Seven Things You Can Do RIGHT NOW To Generate New Ideas in your work
Reflect on what attracted you to your discipline in the first place. When you think back to a time when you weren't in graduate school or had just begun your degree course, what were the questions that you were seeking to have answered? How many of them remain unanswered...and which do you still feel passionate about addressing?
Go talk with your adviser or a faculty member whose research interests are in a similar area (or not!)...tell them what you're interested in and listen to what they have to say about that. Their comments may inspire a connection between otherwise disparate pieces of research that you'd like to investigate further.
Commit to skimming through the latest issue of three to five leading journals in your field. Focus on the articles that capture your attention and look at the discussion section for suggestions for further research.
Volunteer for as many on- or off-campus presentations and talks as possible - even if you don't believe your ideas are well formed. The process of putting together a presentation and speaking it out loud is a great way to clarify your thinking and promote new directions for you to explore.
Socialize! Attend Graduate Student Assembly gatherings, come to the Graduate School reception area (MAI 101) and hang out or do some reading on our comfortable couches, join a club. Look for opportunities to have informal chats with graduate students outside of your field, where you can talk briefly about your research interests, ask about theirs, and look for connections that might be mutually beneficial.
Register for courses offered by another department next semester. You can gain invaluable knowledge about ethics, consulting, writing, teaching, communication and many other topics, while meeting students from other disciplines. Listen to how they respond to your explanation of your research ... misunderstandings or even active dismissal or negation of your ideas is a great way to explore other ways of approaching your topic. Don’t take criticism to heart-take it to mind. At the very least, take it seriously.
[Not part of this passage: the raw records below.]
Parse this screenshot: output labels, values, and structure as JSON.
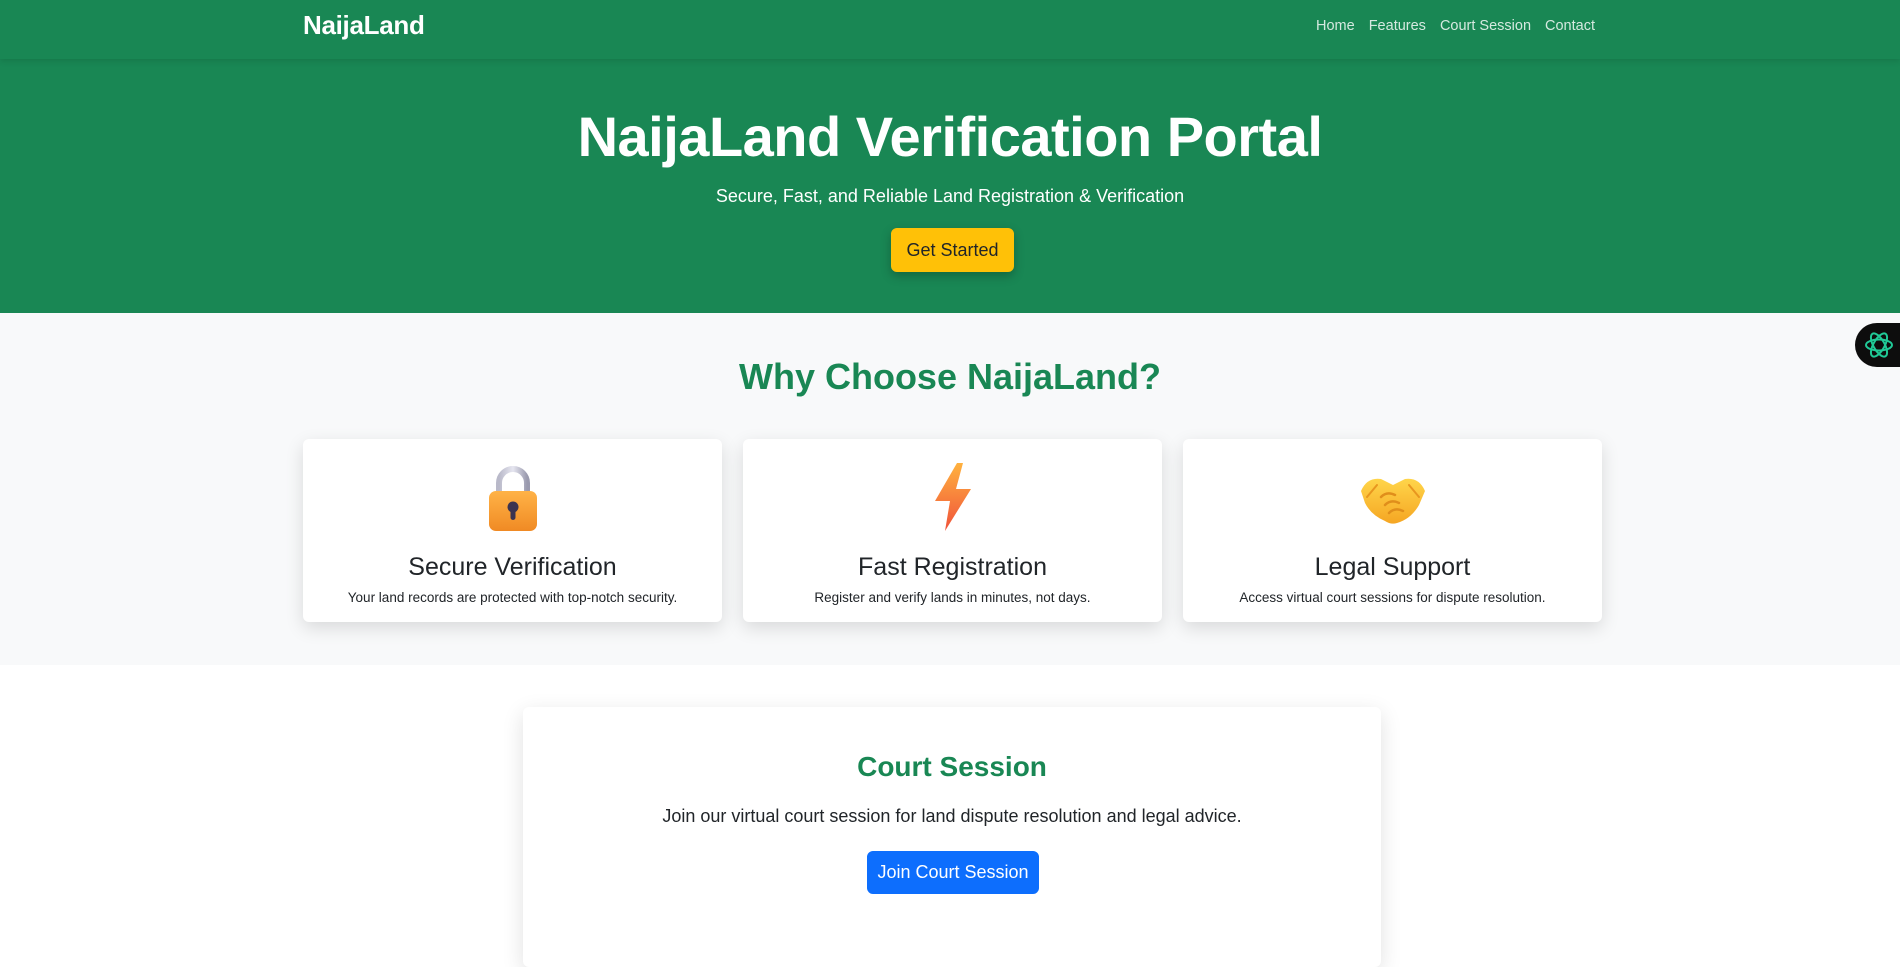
{
  "nav": {
    "brand": "NaijaLand",
    "links": [
      "Home",
      "Features",
      "Court Session",
      "Contact"
    ]
  },
  "hero": {
    "title": "NaijaLand Verification Portal",
    "subtitle": "Secure, Fast, and Reliable Land Registration & Verification",
    "cta": "Get Started"
  },
  "features": {
    "title": "Why Choose NaijaLand?",
    "cards": [
      {
        "icon": "lock-icon",
        "title": "Secure Verification",
        "text": "Your land records are protected with top-notch security."
      },
      {
        "icon": "lightning-icon",
        "title": "Fast Registration",
        "text": "Register and verify lands in minutes, not days."
      },
      {
        "icon": "handshake-icon",
        "title": "Legal Support",
        "text": "Access virtual court sessions for dispute resolution."
      }
    ]
  },
  "court": {
    "title": "Court Session",
    "text": "Join our virtual court session for land dispute resolution and legal advice.",
    "button": "Join Court Session"
  },
  "widget": {
    "icon": "assistant-icon"
  },
  "colors": {
    "primary_green": "#198754",
    "warning_yellow": "#ffc107",
    "primary_blue": "#0d6efd",
    "section_bg": "#f8f9fa"
  }
}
Take a break. Creativity isn't about forcing yourself to do something, it's about being receptive. Instead of chaining ourselves to the computer when we each want to write something that isn't freely emerging, we might take our respective dogs for a walk, go for a run, sort out the washing, clean the bathroom, cook - anything that allows us to take a break from all that "left-brained" thinking. In the same way that inspirational thoughts often come into people's heads just before they're about to go to sleep at night, or first thing in the morning, calming your brain activity by doing something "mindless" can help you access fresh perspectives and new ideas.